The main difference between kombucha and water kefir lies in the types of starter cultures used, which results in the difference in taste between the two. The Kombucha starter culture comprises tea, sugar, and a scoby, with the option to use black tea, green tea, or herbal tea, depending on personal preference. In contrast, the Water kefir starter culture is a combination of kefir grains, sugar, and water or fruit juice. Additionally, individuals can utilize the kefir grains to produce coconut water kefir.This means that kombucha has a slight bitter taste while water kefir is a sweeter drink.
Another key difference is the fermentation process. While both drinks are fermented, the process is slightly different. Kombucha ferments for a longer period of time, usually around 7-14 days, while water kefir grains only takes 24-48 hours. This indicates that kombucha maintains a longer shelf life and users can keep it for weeks or even months if they store it properly. Conversely, individuals need to consume water kefir within a few days of fermenting and store it in airtight containers to prevent further fermentation.

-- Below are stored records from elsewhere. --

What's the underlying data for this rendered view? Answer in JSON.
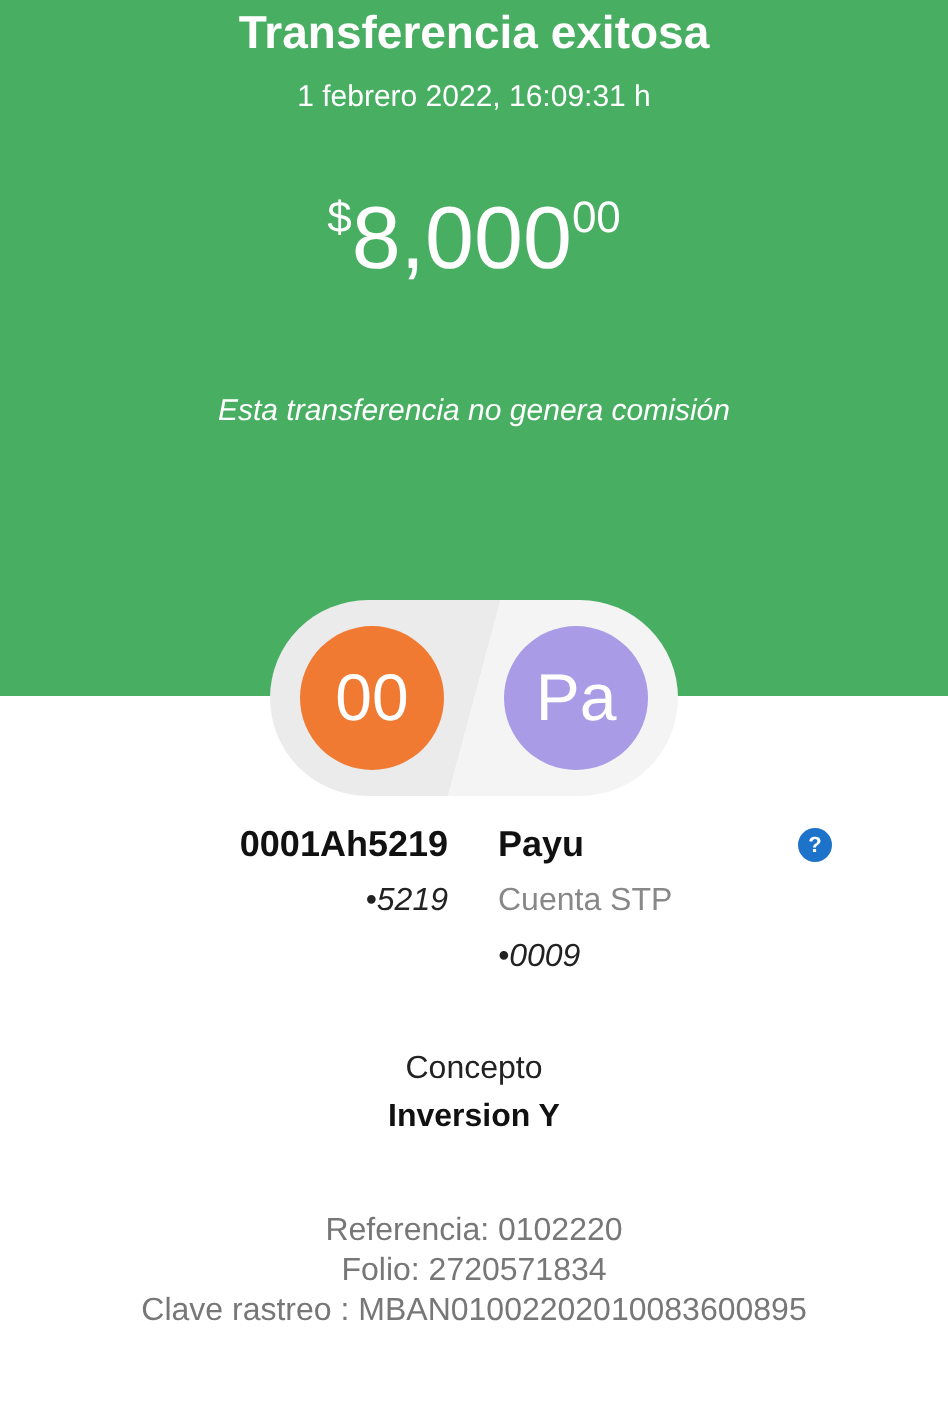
{
  "header": {
    "title": "Transferencia exitosa",
    "datetime": "1 febrero 2022, 16:09:31 h",
    "amount": {
      "currency": "$",
      "whole": "8,000",
      "cents": "00"
    },
    "note": "Esta transferencia no genera comisión"
  },
  "origin": {
    "initials": "00",
    "color": "#f07a31",
    "name": "0001Ah5219",
    "account": "•5219"
  },
  "destination": {
    "initials": "Pa",
    "color": "#a99be6",
    "name": "Payu",
    "bank": "Cuenta STP",
    "account": "•0009"
  },
  "help_icon": "?",
  "concept": {
    "label": "Concepto",
    "value": "Inversion Y"
  },
  "details": [
    "Referencia: 0102220",
    "Folio: 2720571834",
    "Clave rastreo : MBAN01002202010083600895"
  ]
}
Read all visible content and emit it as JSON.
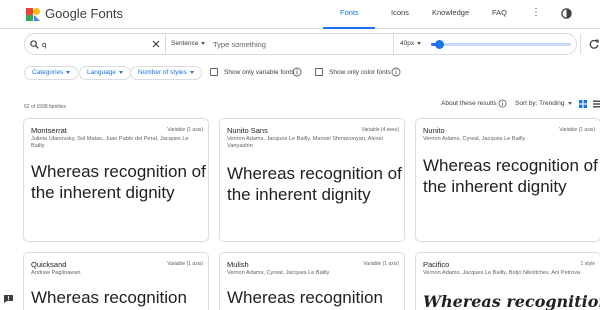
{
  "header": {
    "brand": "Google Fonts",
    "nav": [
      "Fonts",
      "Icons",
      "Knowledge",
      "FAQ"
    ],
    "active_nav": "Fonts"
  },
  "search": {
    "query": "q",
    "sentence_mode": "Sentence",
    "type_placeholder": "Type something",
    "font_size": "40px",
    "font_size_level": 0.06
  },
  "filters": {
    "categories": "Categories",
    "language": "Language",
    "styles": "Number of styles",
    "variable_only": "Show only variable fonts",
    "color_only": "Show only color fonts"
  },
  "results": {
    "count": "62 of 1508 families",
    "about": "About these results",
    "sort": "Sort by: Trending"
  },
  "fonts": [
    {
      "name": "Montserrat",
      "variable": "Variable (1 axis)",
      "authors": "Julieta Ulanovsky, Sol Matas, Juan Pablo del Peral, Jacques Le Bailly",
      "sample": "Whereas recognition of the inherent dignity"
    },
    {
      "name": "Nunito Sans",
      "variable": "Variable (4 axes)",
      "authors": "Vernon Adams, Jacques Le Bailly, Manvel Shmavonyan, Alexei Vanyashin",
      "sample": "Whereas recognition of the inherent dignity"
    },
    {
      "name": "Nunito",
      "variable": "Variable (1 axis)",
      "authors": "Vernon Adams, Cyreal, Jacques Le Bailly",
      "sample": "Whereas recognition of the inherent dignity"
    },
    {
      "name": "Quicksand",
      "variable": "Variable (1 axis)",
      "authors": "Andrew Paglinawan",
      "sample": "Whereas recognition"
    },
    {
      "name": "Mulish",
      "variable": "Variable (1 axis)",
      "authors": "Vernon Adams, Cyreal, Jacques Le Bailly",
      "sample": "Whereas recognition"
    },
    {
      "name": "Pacifico",
      "variable": "1 style",
      "authors": "Vernon Adams, Jacques Le Bailly, Botjo Nikoltchev, Ani Petrova",
      "sample": "Whereas recognition of"
    }
  ],
  "colors": {
    "accent": "#1a73e8",
    "border": "#dadce0",
    "muted_text": "#5f6368"
  },
  "icons": [
    "google-fonts-logo",
    "more-vert-icon",
    "theme-toggle-icon",
    "search-icon",
    "close-icon",
    "reset-icon",
    "info-icon",
    "grid-view-icon",
    "list-view-icon",
    "feedback-icon"
  ]
}
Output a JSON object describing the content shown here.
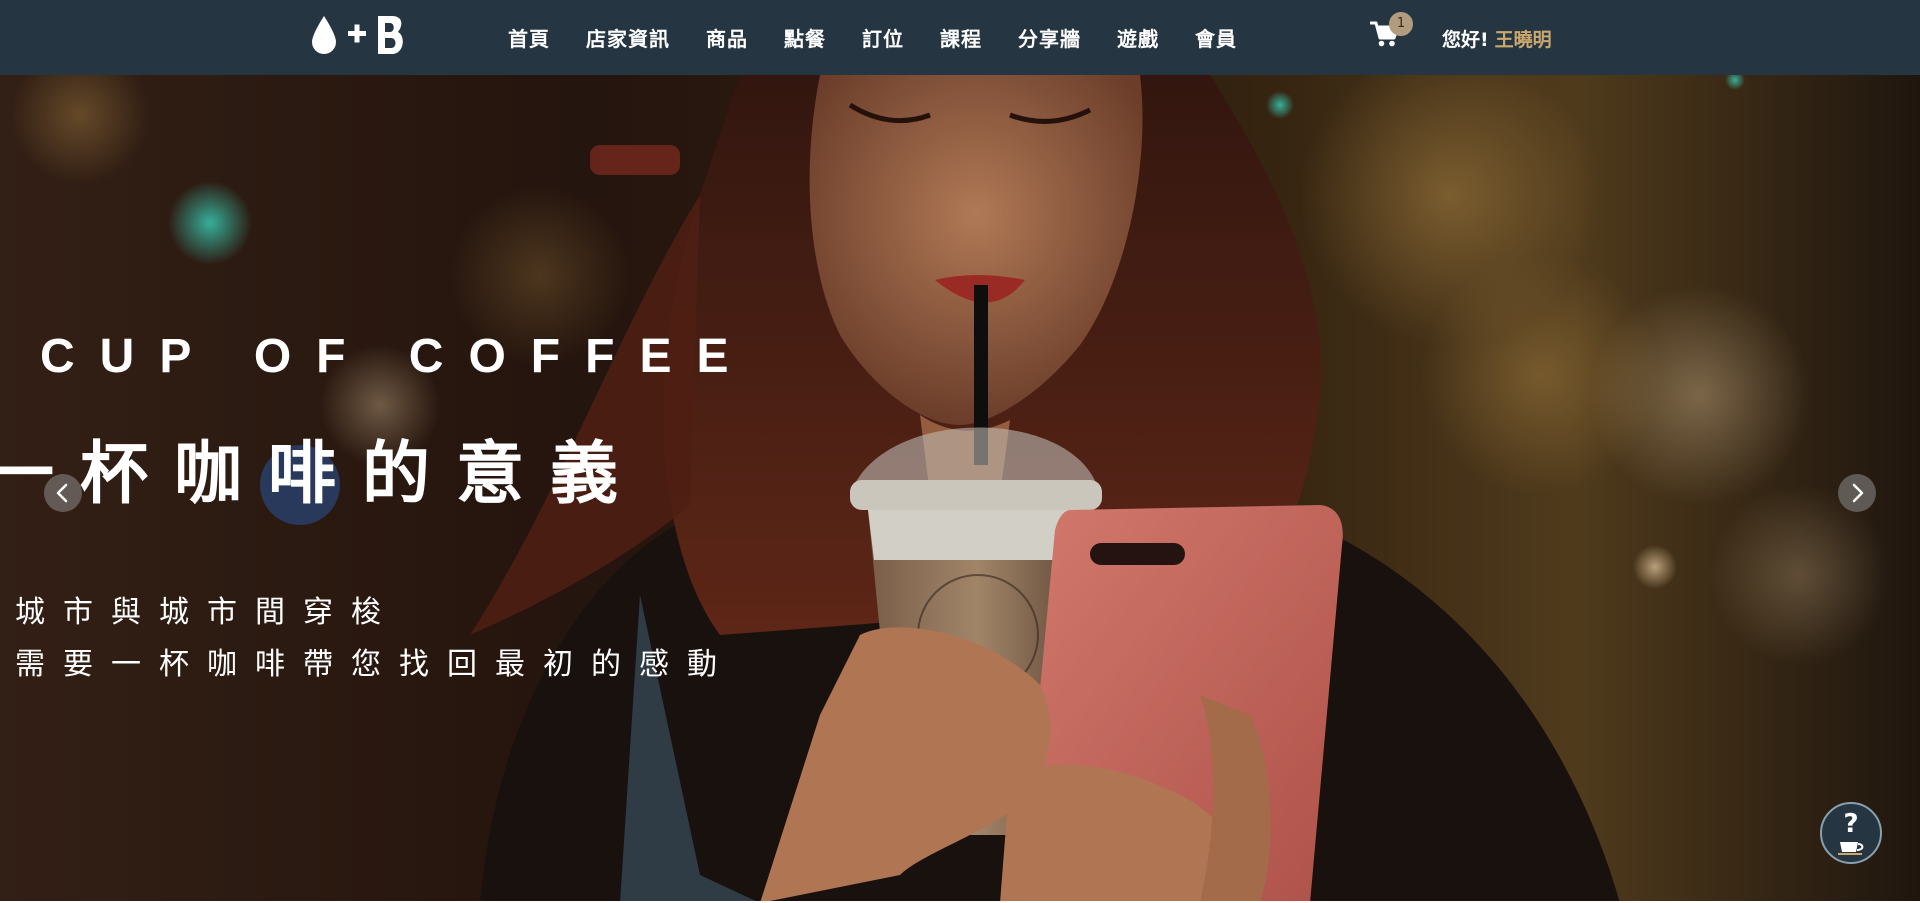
{
  "nav": {
    "logo_icon": "drop-plus-B-logo",
    "items": [
      {
        "label": "首頁"
      },
      {
        "label": "店家資訊"
      },
      {
        "label": "商品"
      },
      {
        "label": "點餐"
      },
      {
        "label": "訂位"
      },
      {
        "label": "課程"
      },
      {
        "label": "分享牆"
      },
      {
        "label": "遊戲"
      },
      {
        "label": "會員"
      }
    ],
    "cart_icon": "shopping-cart-icon",
    "cart_count": "1",
    "greeting": "您好!",
    "user_name": "王曉明"
  },
  "hero": {
    "title_en": "CUP OF COFFEE",
    "title_zh": "一杯咖啡的意義",
    "line1": "城市與城市間穿梭",
    "line2": "需要一杯咖啡帶您找回最初的感動",
    "prev_icon": "chevron-left-icon",
    "next_icon": "chevron-right-icon",
    "help_icon": "question-coffee-icon"
  },
  "colors": {
    "navbar_bg": "#253642",
    "accent_gold": "#c9a76f",
    "badge_bg": "#b29c7e"
  }
}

When it comes to the health benefits of these two drinks, they are both excellent sources of beneficial probiotics that can help improve gut health and boost the immune system. They both contain amino acids, acetic acid, lactic acid, and organic acids that are beneficial to overall health. They are also a great source of B vitamins and vitamin C. However, each drink contains different types of probiotic bacteria. Kombucha contains a strain of beneficial bacteria known as gluconacetobacter, while water kefir contains lactobacillus.
One More Thing…
Lastly, there is the difference in taste. Kombucha has a slightly sour taste, almost reminds me of a flavorful apple cider vinegar. While water kefir is a sweeter drink. During the second fermentation process, brewers can infuse Kombucha with fruit or herbal tea to achieve a more fruity or floral taste. Similarly, individuals can infuse water kefir with fruit, leading to the development of distinct flavor profiles.Both are a great addition to the diet to promote a healthy gut, but personal preference is key when deciding which one to consume.
So, what’s the big difference between kombucha and water kefir? The main difference lies in the types of starter cultures used, resulting in the difference in taste between the two. Kombucha has a slightly bitter taste, while water kefir is a sweeter drink. Kombucha ferments for a longer period of time and has a longer shelf life, while users need to consume water kefir within a few days and store it properly to prevent further fermentation. Both are a great way to promote a healthy gut and boost the immune system, so why not try both and see which one is your favorite?